One primary consideration throughout: patient privacy. “Reviewing poor oral hygiene with a child in an open-bay orthodontic environment with a classmate sitting next to them just doesn’t work well anymore,” Dr. Schuchert says. Cabinetry dividers did the trick— breaking up the space without closing it off, and providing extra storage besides.
Throughout, the tools at the dental team’s disposal are equally versatile: “My intent was to allow for flexibility, in case another dentist or specialist would ever need to share the space. If you look at our equipment, almost any type of dentistry can be done in the space.”
To this day, Dr. Schuchert is driven by the lessons he learned all those years ago as a triathlon-minded diver increasingly curious about exactly went on in that dental school up the hill. “My personal inspiration was to try to build a business where ethics and service to others was the primary focus, and make it similar to a timeless family-run business,” he says. “The goal would be to try to run operations for as long as possible without ever sacrificing those core values.”
“The waiting room has very large crown molding, and Benco Dental’s design team recommended hiding ‘cove’ lighting in the recessed area above it,” Dr. Schuchert says. “It’s an awesome detail but challenging to incorporate because of the confines of maximum lighting and electrical rules. It’s a key detail, and [interior designer] Amanda Griffiths worked well with our contractor to ensure that it was incorporated.”
Maritime colors th
roughout the space offer a subtle nod in the direction of Dr. Schuchert’s subaquatic collegiate past. “The vivid palette,” he says, “is the office’s greatest attribute.”
Teal the Love
Brilliant blues and a tile mosaic pattern brighten up a section of the reception area where young charges can pull up a stool, play with a tablet—and even charge their devices if necessary.
Dr. Schuchert pointedly (but gently) partitioned the practice into distinct zones. “I’m proud of the balanced use of the space,” he says. “My staff like the overall flow of the office.”
Rough and Ready
“The front desk is beautiful, and the contractor was very good with how it was finished. We chose the finishes of the curved lower portion with the idea of avoiding children kicking or nicking it up. It still looks new today and shows no signs of wear.”
The practice’s dominant color scheme is echoed throughout, even in the most subtle decorative touches.
To balance the bright areas of the interior (such as the decorative shelving below), “we went with a darker metallic look for the Midmark equipment in the operatories,” the doctor says.
Mixed and Matchless
“We ran the risk of the concept looking a little too open,” Dr. Schuchert says, “but our design team incorporated a combination of nice lines and curved walls into the layout to allow for proper ‘bulk’ of the build-out space while retaining a nicely streamlined look as you walk further into the office. Our patients and families often comment on how they like this concept.”
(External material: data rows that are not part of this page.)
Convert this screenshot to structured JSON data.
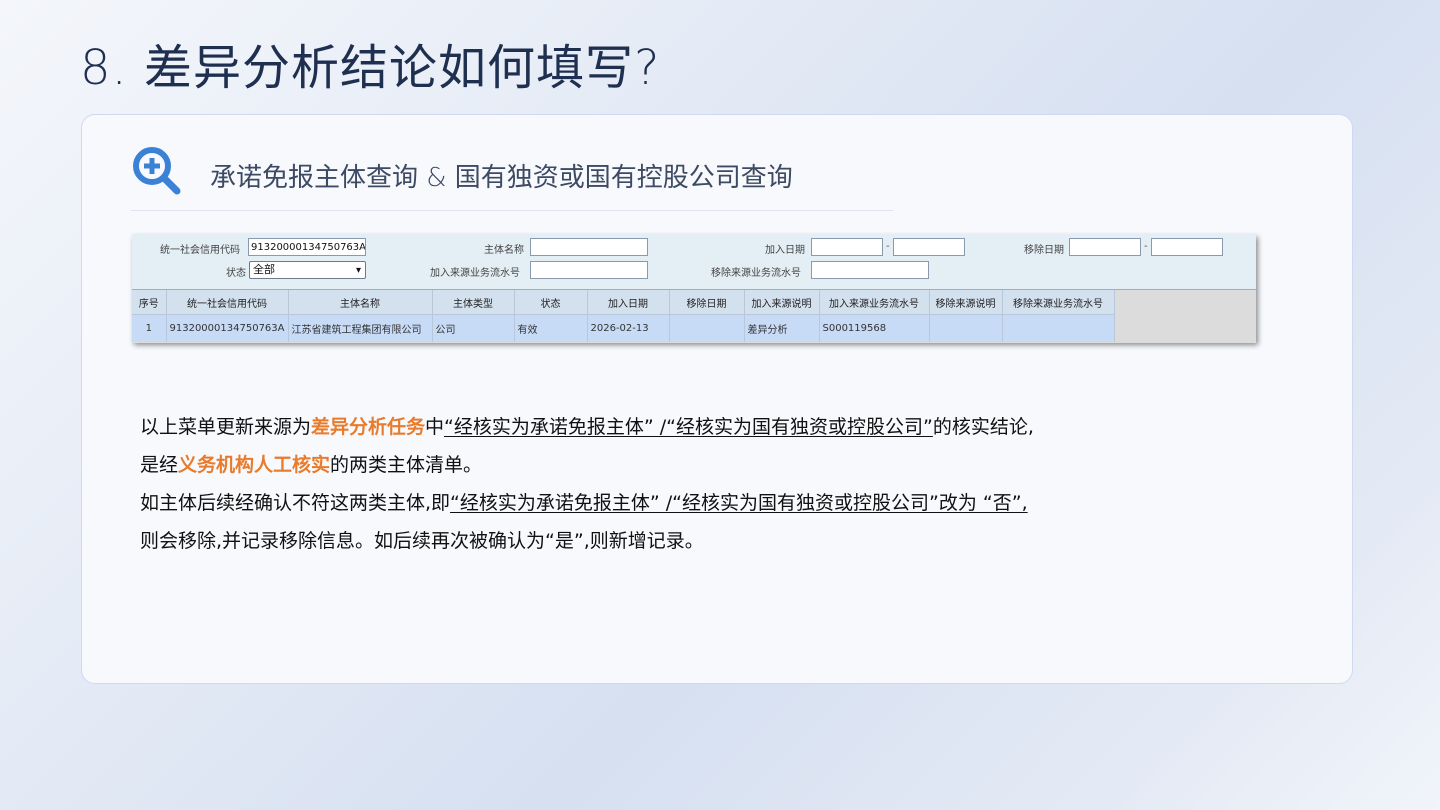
{
  "slide": {
    "title": "8. 差异分析结论如何填写?"
  },
  "section": {
    "heading": "承诺免报主体查询 & 国有独资或国有控股公司查询",
    "icon": "zoom-in-icon"
  },
  "search_form": {
    "credit_code_label": "统一社会信用代码",
    "credit_code_value": "91320000134750763A",
    "entity_name_label": "主体名称",
    "entity_name_value": "",
    "join_date_label": "加入日期",
    "remove_date_label": "移除日期",
    "date_separator": "-",
    "status_label": "状态",
    "status_value": "全部",
    "join_serial_label": "加入来源业务流水号",
    "remove_serial_label": "移除来源业务流水号"
  },
  "table": {
    "columns": [
      "序号",
      "统一社会信用代码",
      "主体名称",
      "主体类型",
      "状态",
      "加入日期",
      "移除日期",
      "加入来源说明",
      "加入来源业务流水号",
      "移除来源说明",
      "移除来源业务流水号"
    ],
    "rows": [
      [
        "1",
        "91320000134750763A",
        "江苏省建筑工程集团有限公司",
        "公司",
        "有效",
        "2026-02-13",
        "",
        "差异分析",
        "S000119568",
        "",
        ""
      ]
    ]
  },
  "notes": {
    "line1_a": "以上菜单更新来源为",
    "line1_b": "差异分析任务",
    "line1_c": "中",
    "line1_d": "“经核实为承诺免报主体” /“经核实为国有独资或控股公司”",
    "line1_e": "的核实结论,",
    "line2_a": "是经",
    "line2_b": "义务机构人工核实",
    "line2_c": "的两类主体清单。",
    "line3_a": "如主体后续经确认不符这两类主体,即",
    "line3_b": "“经核实为承诺免报主体” /“经核实为国有独资或控股公司”改为 “否”,",
    "line4": "则会移除,并记录移除信息。如后续再次被确认为“是”,则新增记录。"
  },
  "colors": {
    "accent_orange": "#e87b2c",
    "icon_blue": "#3b82d6",
    "title": "#1f2f4f"
  }
}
“Hire both an interior designer and layout designer. They’ll bridge the communication with the building contractor. The layout designer will make your layout vision a reality; the interior designer will accomplish the same as it pertains to colors and finishes. Combined, they provide the contractor with key information on materials and fixtures to stay within your budget. Most importantly, they’ll save you time and make the project much less stressful.” —Dr. Joe Schuchert
Photographer: Joel Knepper, J&A Photography, State College, Pennsylvania / JandAphoto.com
Interior Designer: Amanda Griffith, CenterPoint Design, Benco Dental
Contractor: Chad Homan, Veronesi Building & Remodeling
MEP: Dan Mattern
Architect: Dan Mattern
Dental Designer: Dave Chindemi, Benco Dental
Equipment Specialist: Ernie Verna
Friendly Benco Rep: Dave Jacobs